With the cruise control set to "take me home, James," the Czechs continued to push to find a way back into the game, and they eventually did break through with Ales Hemsky's second goal of the night. Hemsky entered the US zone and cut to the middle before letting a wicked wrister go that beat Jonathan Quick over his blocker hand.
It would prove to be too little too late, however, as none of the remaining chances would lead to any additional scoring.
The USA advances to the semi-finals with a 5-3 win over the Czech Republic and now have a date with the Canadians.
Final period shots were 10-7 in favor of the Czechs, leading to a game total of 25-23 United States.
The Good: The US is showing some serious confidence right now. They had little trouble shutting down the big scoring threats from the Czechs, and kept Jaromir Jagr at bay, dooming him to a -1 finish. The big question mark of the American offense appears to have quelled all doubts, as for the second straight game they put up five goals. And the energy line of Brown-Backes-Callahan looked great. Yes, I am going to keep hammering that point home, because I called that crap.
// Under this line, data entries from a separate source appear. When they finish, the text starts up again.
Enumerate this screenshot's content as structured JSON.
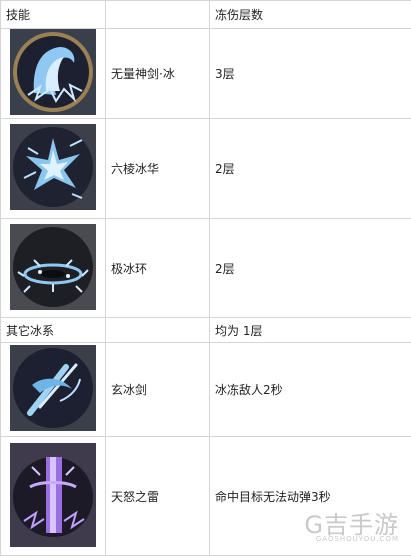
{
  "header": {
    "col1": "技能",
    "col2": "",
    "col3": "冻伤层数"
  },
  "rows": [
    {
      "icon": "ice-waterfall-icon",
      "name": "无量神剑·冰",
      "value": "3层"
    },
    {
      "icon": "ice-crystal-burst-icon",
      "name": "六棱冰华",
      "value": "2层"
    },
    {
      "icon": "ice-ring-icon",
      "name": "极冰环",
      "value": "2层"
    }
  ],
  "section": {
    "label": "其它冰系",
    "value": "均为 1层"
  },
  "rows2": [
    {
      "icon": "ice-sword-icon",
      "name": "玄冰剑",
      "value": "冰冻敌人2秒"
    },
    {
      "icon": "purple-thunder-icon",
      "name": "天怒之雷",
      "value": "命中目标无法动弹3秒"
    }
  ],
  "watermark": {
    "text": "G吉手游",
    "sub": "GAOSHOUYOU.COM"
  }
}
The Bad: The US still looks a little iffy on its exit passes and defensive zone puck possession. They need to tighten up their defense just a touch and work on effectively getting the puck from their defense to their forwards so not as many passes miss sticks of go straight to the opposition, or worse, result in a turnover inside their own blue line. The third period had a few instances of this which I found a little concerning.
The Ugly: The Czech roster decisions were just horrendous. As predicted, they floundered all tournament with an aging set of veterans who don't even play in one of the world's elite leagues, but rather play in the Czech Extraliga. Tomas Kaberle, who played himself out of the NHL in two years, finished tonight a -2, just a testament to how he hasn't changed. And the top scoring threats for the Czechs went empty. Radim Vrbata, meanwhile, was left on the shelf. I hope the Czechs learned their lesson and won't pass on their best talent for stupid political reasons next time, because the only reason they even got this far into the tournament was because they drew a qualification playoff matchup with perhaps the only team to under-perform worse than them this tournament: Slovakia.
Oh and don't even get me started on those Czech flag jerseys.